Third, flat does touch-up and shows very few brush or roller marks (as Kevin notes) ... but oil or grease stains will likely bleed back through. An oil-base or shellac primer may be required to seal these stains ... then you'd apply a fresh coat of paint.
Finally, when my customers have stains they need to remove, I frequently recommend Krud Kutter!
This product is a low-odor, spray-on cleaner that will make quick work of almost any stain. Just spritz on, allow it to sit for several minutes and wipe off with a terry towel. This is the closest thing to a workable solution that you may find.
As a former Scout Master, I would encourage you to enlist those teenagers to remove the stains they create!

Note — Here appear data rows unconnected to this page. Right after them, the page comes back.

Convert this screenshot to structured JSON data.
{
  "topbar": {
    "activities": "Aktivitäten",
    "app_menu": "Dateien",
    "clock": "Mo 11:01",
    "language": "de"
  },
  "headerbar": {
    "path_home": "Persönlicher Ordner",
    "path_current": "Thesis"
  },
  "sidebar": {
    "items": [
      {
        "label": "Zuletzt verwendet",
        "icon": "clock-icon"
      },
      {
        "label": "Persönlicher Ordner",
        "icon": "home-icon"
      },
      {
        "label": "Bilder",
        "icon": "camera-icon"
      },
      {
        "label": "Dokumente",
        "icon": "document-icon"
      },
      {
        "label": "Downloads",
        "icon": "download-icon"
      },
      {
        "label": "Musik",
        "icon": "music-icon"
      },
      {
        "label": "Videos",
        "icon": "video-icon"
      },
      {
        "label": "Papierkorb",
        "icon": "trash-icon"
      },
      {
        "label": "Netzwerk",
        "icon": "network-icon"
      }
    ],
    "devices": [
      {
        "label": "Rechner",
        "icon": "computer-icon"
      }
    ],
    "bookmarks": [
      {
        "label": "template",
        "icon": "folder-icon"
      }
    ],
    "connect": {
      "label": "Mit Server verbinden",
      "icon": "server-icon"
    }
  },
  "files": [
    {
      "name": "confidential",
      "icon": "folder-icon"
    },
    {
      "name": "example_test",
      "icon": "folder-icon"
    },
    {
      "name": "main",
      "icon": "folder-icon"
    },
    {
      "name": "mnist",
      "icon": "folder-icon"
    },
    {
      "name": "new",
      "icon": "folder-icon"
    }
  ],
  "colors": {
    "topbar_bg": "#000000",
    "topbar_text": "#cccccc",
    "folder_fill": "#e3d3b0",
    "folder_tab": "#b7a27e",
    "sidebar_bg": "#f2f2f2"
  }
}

After a few cleaning sessions, you might notice that they become a tiny bit more aware to prevent making stains.
You'll notice that I say "a tiny bit more aware" ... they are, after all, teenagers!
You've gotta love 'em and often you've got to clean up after them!

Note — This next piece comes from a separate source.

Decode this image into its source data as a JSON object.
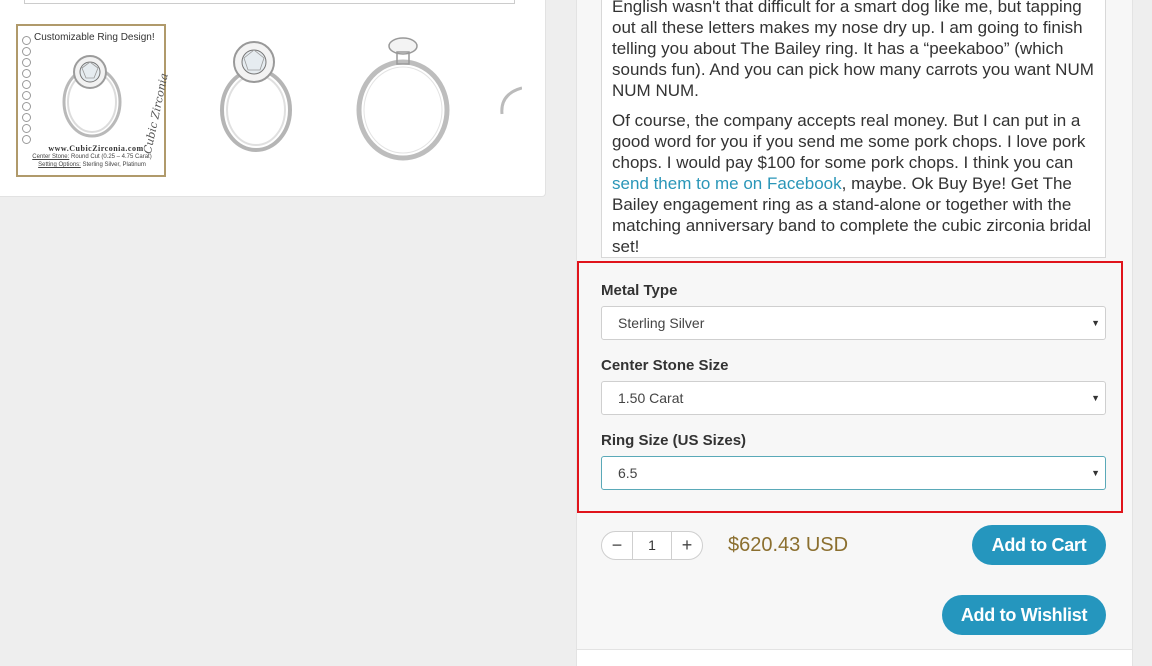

Krud Kutter will make cleaning easier.
And thank you for your reply! I think that after reading the many replies, including yours, I probably shouldn't attempt to mix anything since I know very little about the chemistry involved. That being said, to answer one inquiry, the paint that was used in my home was Behr, for all the different sheens and colors used. I like the idea of mixing a higher sheen of the same color with the flat ( I have both left over) but don't like as much the idea of repainting the entire flat painted surface myself! Whoever pointed out that the flat touches up best was right. I have touched up several spots and you can't even tell! I have also patched a few "extra" holes and painted over them and again, you can't even tell! What you say about grease bleeding through, though, that got my interest. I have noticed several spots in the flat painted surface that appear to be grease of some kind coming through the paint. that leads me to believe that the painters didn't correctly prepare the walls before painting, which has been evidenced in other ways as well :(
So my best bet is probably going to be to do just what one response suggested and that is to address problem spots as needed and try my best to ignore the fact that i can't stand the appearance of the flat painted surfaces!
As to your Scout Leader advice regarding the teenagers: you are so right! I should make them own their mess more! thank you for reminding me of that! I needed it! And I will be sure to include cleaning and touching up the walls in their next chore list!
thank you again for your valuable advice and thank you to all the kind folks who offered their input as well! This single mom just gained a few new tools and will be putting them to use right away!
Thanks for the Call-out!
Armed with your new knowledge, you'll be able to ensure your contractors do the job right the next time.
Doing it right once is soo much easier and less frustrating than paying for service that only covers up a problem ... and leaves you to repair it over and over again.
We're glad you joined The Community and look forward to helping on your next project!